It IS suppose to be that! But modern dressage has gotten way out of hand! It’s not as bad in eventing, because we don’t perform as many higher level movements, but in the FEI dressage world judges are awarding horses with fake movement (um, makes me think of the saddlebred/walker industry…) instead of horses performing correctly! There’s a lot of anger about it and a lot of push to get judges to judge on the classical principles- but of course… what the spectators want, wins, and spectators like to see horses with “big movement,” even if that movement is tortured and fake :\ If you look up “classical dressage,” you’ll find some lovely photographs of horses in true harmony! Unfortunately, those are more and more rare to find in the show ring 🙁
Okay… rant done… back to taking pretty pictures and ooing over lovely hunter ponies! 🙂
Great post! I think I’m still at the “spray and pray” phase with my horse photography. I should make my husband read this series, so he can take better photos of me. 🙂
Great information here Lauren! I am too busy teaching on the rail to take pictures (and I never go to horse shows just for fun – its never as “fun” when it is your job 🙁 ), but I do love a good photograph. Some of our locals photographers need to take your notes on all three of your Photography Tips, as it was VERY well explained (especially #2, as camera settings are confusing).
Also, I agree with Lindsey and Beka – those poor dressage horses look very unhappy! Too tight flashes or drop nosebands to keep the horse’s mouth closed are not a fix but a reflection of lack of training in my opinion.
Hm, I just went back and looked and yes, all of the hunters have no flashes and look lovely and relaxed!

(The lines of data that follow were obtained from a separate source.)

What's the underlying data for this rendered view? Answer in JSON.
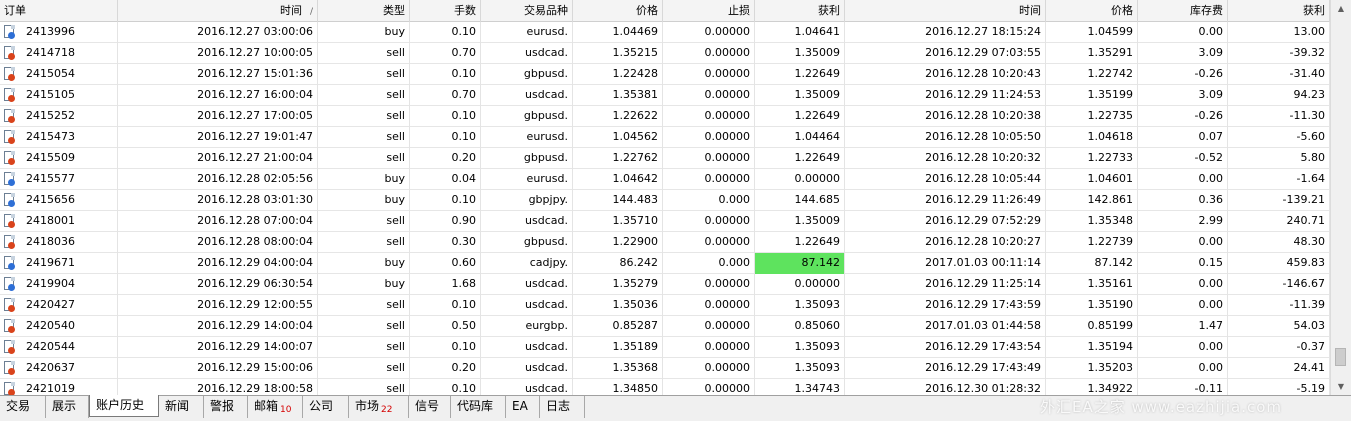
{
  "columns": [
    {
      "key": "order",
      "label": "订单"
    },
    {
      "key": "open_time",
      "label": "时间",
      "sort": "/"
    },
    {
      "key": "type",
      "label": "类型"
    },
    {
      "key": "lots",
      "label": "手数"
    },
    {
      "key": "symbol",
      "label": "交易品种"
    },
    {
      "key": "open_price",
      "label": "价格"
    },
    {
      "key": "sl",
      "label": "止损"
    },
    {
      "key": "tp",
      "label": "获利"
    },
    {
      "key": "close_time",
      "label": "时间"
    },
    {
      "key": "close_price",
      "label": "价格"
    },
    {
      "key": "swap",
      "label": "库存费"
    },
    {
      "key": "profit",
      "label": "获利"
    }
  ],
  "rows": [
    [
      "2413996",
      "2016.12.27 03:00:06",
      "buy",
      "0.10",
      "eurusd.",
      "1.04469",
      "0.00000",
      "1.04641",
      "2016.12.27 18:15:24",
      "1.04599",
      "0.00",
      "13.00"
    ],
    [
      "2414718",
      "2016.12.27 10:00:05",
      "sell",
      "0.70",
      "usdcad.",
      "1.35215",
      "0.00000",
      "1.35009",
      "2016.12.29 07:03:55",
      "1.35291",
      "3.09",
      "-39.32"
    ],
    [
      "2415054",
      "2016.12.27 15:01:36",
      "sell",
      "0.10",
      "gbpusd.",
      "1.22428",
      "0.00000",
      "1.22649",
      "2016.12.28 10:20:43",
      "1.22742",
      "-0.26",
      "-31.40"
    ],
    [
      "2415105",
      "2016.12.27 16:00:04",
      "sell",
      "0.70",
      "usdcad.",
      "1.35381",
      "0.00000",
      "1.35009",
      "2016.12.29 11:24:53",
      "1.35199",
      "3.09",
      "94.23"
    ],
    [
      "2415252",
      "2016.12.27 17:00:05",
      "sell",
      "0.10",
      "gbpusd.",
      "1.22622",
      "0.00000",
      "1.22649",
      "2016.12.28 10:20:38",
      "1.22735",
      "-0.26",
      "-11.30"
    ],
    [
      "2415473",
      "2016.12.27 19:01:47",
      "sell",
      "0.10",
      "eurusd.",
      "1.04562",
      "0.00000",
      "1.04464",
      "2016.12.28 10:05:50",
      "1.04618",
      "0.07",
      "-5.60"
    ],
    [
      "2415509",
      "2016.12.27 21:00:04",
      "sell",
      "0.20",
      "gbpusd.",
      "1.22762",
      "0.00000",
      "1.22649",
      "2016.12.28 10:20:32",
      "1.22733",
      "-0.52",
      "5.80"
    ],
    [
      "2415577",
      "2016.12.28 02:05:56",
      "buy",
      "0.04",
      "eurusd.",
      "1.04642",
      "0.00000",
      "0.00000",
      "2016.12.28 10:05:44",
      "1.04601",
      "0.00",
      "-1.64"
    ],
    [
      "2415656",
      "2016.12.28 03:01:30",
      "buy",
      "0.10",
      "gbpjpy.",
      "144.483",
      "0.000",
      "144.685",
      "2016.12.29 11:26:49",
      "142.861",
      "0.36",
      "-139.21"
    ],
    [
      "2418001",
      "2016.12.28 07:00:04",
      "sell",
      "0.90",
      "usdcad.",
      "1.35710",
      "0.00000",
      "1.35009",
      "2016.12.29 07:52:29",
      "1.35348",
      "2.99",
      "240.71"
    ],
    [
      "2418036",
      "2016.12.28 08:00:04",
      "sell",
      "0.30",
      "gbpusd.",
      "1.22900",
      "0.00000",
      "1.22649",
      "2016.12.28 10:20:27",
      "1.22739",
      "0.00",
      "48.30"
    ],
    [
      "2419671",
      "2016.12.29 04:00:04",
      "buy",
      "0.60",
      "cadjpy.",
      "86.242",
      "0.000",
      "87.142",
      "2017.01.03 00:11:14",
      "87.142",
      "0.15",
      "459.83"
    ],
    [
      "2419904",
      "2016.12.29 06:30:54",
      "buy",
      "1.68",
      "usdcad.",
      "1.35279",
      "0.00000",
      "0.00000",
      "2016.12.29 11:25:14",
      "1.35161",
      "0.00",
      "-146.67"
    ],
    [
      "2420427",
      "2016.12.29 12:00:55",
      "sell",
      "0.10",
      "usdcad.",
      "1.35036",
      "0.00000",
      "1.35093",
      "2016.12.29 17:43:59",
      "1.35190",
      "0.00",
      "-11.39"
    ],
    [
      "2420540",
      "2016.12.29 14:00:04",
      "sell",
      "0.50",
      "eurgbp.",
      "0.85287",
      "0.00000",
      "0.85060",
      "2017.01.03 01:44:58",
      "0.85199",
      "1.47",
      "54.03"
    ],
    [
      "2420544",
      "2016.12.29 14:00:07",
      "sell",
      "0.10",
      "usdcad.",
      "1.35189",
      "0.00000",
      "1.35093",
      "2016.12.29 17:43:54",
      "1.35194",
      "0.00",
      "-0.37"
    ],
    [
      "2420637",
      "2016.12.29 15:00:06",
      "sell",
      "0.20",
      "usdcad.",
      "1.35368",
      "0.00000",
      "1.35093",
      "2016.12.29 17:43:49",
      "1.35203",
      "0.00",
      "24.41"
    ],
    [
      "2421019",
      "2016.12.29 18:00:58",
      "sell",
      "0.10",
      "usdcad.",
      "1.34850",
      "0.00000",
      "1.34743",
      "2016.12.30 01:28:32",
      "1.34922",
      "-0.11",
      "-5.19"
    ]
  ],
  "highlight": {
    "row": 11,
    "col": 7,
    "color": "#5ee35e"
  },
  "tabs": [
    {
      "label": "交易"
    },
    {
      "label": "展示"
    },
    {
      "label": "账户历史",
      "active": true
    },
    {
      "label": "新闻"
    },
    {
      "label": "警报"
    },
    {
      "label": "邮箱",
      "count": "10"
    },
    {
      "label": "公司"
    },
    {
      "label": "市场",
      "count": "22"
    },
    {
      "label": "信号"
    },
    {
      "label": "代码库"
    },
    {
      "label": "EA"
    },
    {
      "label": "日志"
    }
  ],
  "watermark": "外汇EA之家 www.eazhijia.com"
}
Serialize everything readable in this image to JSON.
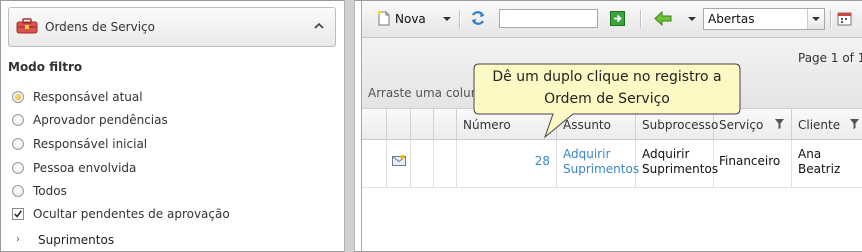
{
  "left_panel": {
    "header_title": "Ordens de Serviço",
    "mode_title": "Modo filtro",
    "options": [
      {
        "label": "Responsável atual",
        "selected": true
      },
      {
        "label": "Aprovador pendências",
        "selected": false
      },
      {
        "label": "Responsável inicial",
        "selected": false
      },
      {
        "label": "Pessoa envolvida",
        "selected": false
      },
      {
        "label": "Todos",
        "selected": false
      }
    ],
    "checkbox_label": "Ocultar pendentes de aprovação",
    "checkbox_checked": true,
    "tree_item": "Suprimentos"
  },
  "toolbar": {
    "new_label": "Nova",
    "search_value": "",
    "status_select": "Abertas"
  },
  "paging_text": "Page 1 of 1",
  "group_hint": "Arraste uma colun",
  "grid": {
    "columns": [
      "Número",
      "Assunto",
      "Subprocesso",
      "Serviço",
      "Cliente"
    ],
    "rows": [
      {
        "numero": "28",
        "assunto": [
          "Adquirir",
          "Suprimentos"
        ],
        "subprocesso": [
          "Adquirir",
          "Suprimentos"
        ],
        "servico": "Financeiro",
        "cliente": [
          "Ana",
          "Beatriz"
        ]
      }
    ]
  },
  "tooltip": {
    "line1": "Dê um duplo clique no registro a",
    "line2": "Ordem de Serviço"
  },
  "colors": {
    "link": "#3b86c6",
    "radio_selected": "#e2a400",
    "tooltip_bg": "#fdf9c4"
  }
}
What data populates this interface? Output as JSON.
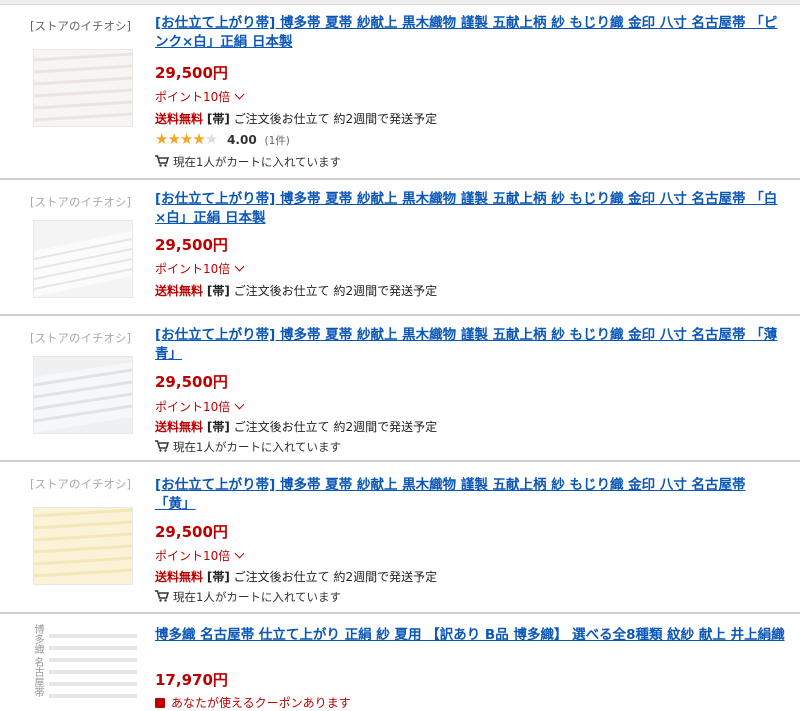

Why in the world are eventers and dressage folk obsessed with the flash? I event now but I still don’t get it… I have them on my bridle just because I couldn’t afford one without, but they are so loose he can still open his whole mouth if he wants (which he does from time to time when I’m screwing things up! :)) In fact when I saw he was gaping his mouth in his pictures, I was horrified, and everyone’s answer was “TIGHTEN UP THAT FLASH!” Uh… try down-grading to a rubber bit and acupuncture, yeah, that seemed to do the trick. Glad everyone’s priorities are right 🙁
Great Tips! Of course my husband has just decided to “cheat” and shoots all of my horse pictures with an action lens that grabs three shots right in a row. Take enough pictures and you’ll at least get one or two good ones. Of course it also means I end up deleting a ton of crap pictures too.
And I agree, it is so hard to find dressage photos that I like. Always, it seems the horses mouths are gaping, even against a way too tight flash.
Excellent post! I’m sharing!
Excellent post! This is the reason why I wish I could ride and take photos at the same time! It’s so hard to explain timing to someone not used to shooting horses.
Something that helps with making horses look up hill (especially at a stretchy walk) is to crop the photo in photoshop so that you level the horse’s feet.
For example, the first photo you shared would look better with a slight rotation:
It’s such a small change, but it’s so important, especially when putting together sale photos!
Ummm com practice on Henry and me 🙂